**Records from a dataset:**
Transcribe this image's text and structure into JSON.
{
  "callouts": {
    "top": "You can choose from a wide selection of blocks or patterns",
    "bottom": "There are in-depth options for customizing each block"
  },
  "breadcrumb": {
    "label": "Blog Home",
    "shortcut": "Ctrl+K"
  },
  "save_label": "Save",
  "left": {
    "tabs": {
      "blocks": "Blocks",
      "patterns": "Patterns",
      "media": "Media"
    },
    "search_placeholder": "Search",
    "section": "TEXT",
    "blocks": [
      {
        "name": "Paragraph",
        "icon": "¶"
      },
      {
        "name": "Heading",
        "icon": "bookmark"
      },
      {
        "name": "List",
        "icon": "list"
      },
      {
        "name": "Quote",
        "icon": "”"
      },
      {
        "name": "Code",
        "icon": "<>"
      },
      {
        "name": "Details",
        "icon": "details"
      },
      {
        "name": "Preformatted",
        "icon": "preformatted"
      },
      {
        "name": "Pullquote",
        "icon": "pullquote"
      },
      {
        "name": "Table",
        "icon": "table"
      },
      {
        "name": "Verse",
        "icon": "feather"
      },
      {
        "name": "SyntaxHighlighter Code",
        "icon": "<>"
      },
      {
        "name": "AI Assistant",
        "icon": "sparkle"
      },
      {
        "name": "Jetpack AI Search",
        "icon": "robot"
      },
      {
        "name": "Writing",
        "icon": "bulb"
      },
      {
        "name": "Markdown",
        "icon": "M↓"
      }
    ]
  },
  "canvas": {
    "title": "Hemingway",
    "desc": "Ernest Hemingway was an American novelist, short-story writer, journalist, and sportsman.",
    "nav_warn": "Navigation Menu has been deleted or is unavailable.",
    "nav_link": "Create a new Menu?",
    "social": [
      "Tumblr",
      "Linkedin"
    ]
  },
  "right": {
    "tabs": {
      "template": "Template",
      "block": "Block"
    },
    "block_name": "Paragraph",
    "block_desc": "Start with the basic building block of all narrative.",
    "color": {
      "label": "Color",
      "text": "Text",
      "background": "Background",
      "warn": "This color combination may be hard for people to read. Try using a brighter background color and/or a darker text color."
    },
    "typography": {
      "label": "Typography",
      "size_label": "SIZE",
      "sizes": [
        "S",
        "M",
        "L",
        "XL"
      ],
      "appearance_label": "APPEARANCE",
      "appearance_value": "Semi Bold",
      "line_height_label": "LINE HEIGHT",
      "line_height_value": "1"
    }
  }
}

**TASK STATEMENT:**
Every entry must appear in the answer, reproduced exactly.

**RESULT BELOW:**
Transcribe this image's text and structure into JSON.
{
  "callouts": {
    "top": "You can choose from a wide selection of blocks or patterns",
    "bottom": "There are in-depth options for customizing each block"
  },
  "breadcrumb": {
    "label": "Blog Home",
    "shortcut": "Ctrl+K"
  },
  "save_label": "Save",
  "left": {
    "tabs": {
      "blocks": "Blocks",
      "patterns": "Patterns",
      "media": "Media"
    },
    "search_placeholder": "Search",
    "section": "TEXT",
    "blocks": [
      {
        "name": "Paragraph",
        "icon": "¶"
      },
      {
        "name": "Heading",
        "icon": "bookmark"
      },
      {
        "name": "List",
        "icon": "list"
      },
      {
        "name": "Quote",
        "icon": "”"
      },
      {
        "name": "Code",
        "icon": "<>"
      },
      {
        "name": "Details",
        "icon": "details"
      },
      {
        "name": "Preformatted",
        "icon": "preformatted"
      },
      {
        "name": "Pullquote",
        "icon": "pullquote"
      },
      {
        "name": "Table",
        "icon": "table"
      },
      {
        "name": "Verse",
        "icon": "feather"
      },
      {
        "name": "SyntaxHighlighter Code",
        "icon": "<>"
      },
      {
        "name": "AI Assistant",
        "icon": "sparkle"
      },
      {
        "name": "Jetpack AI Search",
        "icon": "robot"
      },
      {
        "name": "Writing",
        "icon": "bulb"
      },
      {
        "name": "Markdown",
        "icon": "M↓"
      }
    ]
  },
  "canvas": {
    "title": "Hemingway",
    "desc": "Ernest Hemingway was an American novelist, short-story writer, journalist, and sportsman.",
    "nav_warn": "Navigation Menu has been deleted or is unavailable.",
    "nav_link": "Create a new Menu?",
    "social": [
      "Tumblr",
      "Linkedin"
    ]
  },
  "right": {
    "tabs": {
      "template": "Template",
      "block": "Block"
    },
    "block_name": "Paragraph",
    "block_desc": "Start with the basic building block of all narrative.",
    "color": {
      "label": "Color",
      "text": "Text",
      "background": "Background",
      "warn": "This color combination may be hard for people to read. Try using a brighter background color and/or a darker text color."
    },
    "typography": {
      "label": "Typography",
      "size_label": "SIZE",
      "sizes": [
        "S",
        "M",
        "L",
        "XL"
      ],
      "appearance_label": "APPEARANCE",
      "appearance_value": "Semi Bold",
      "line_height_label": "LINE HEIGHT",
      "line_height_value": "1"
    }
  }
}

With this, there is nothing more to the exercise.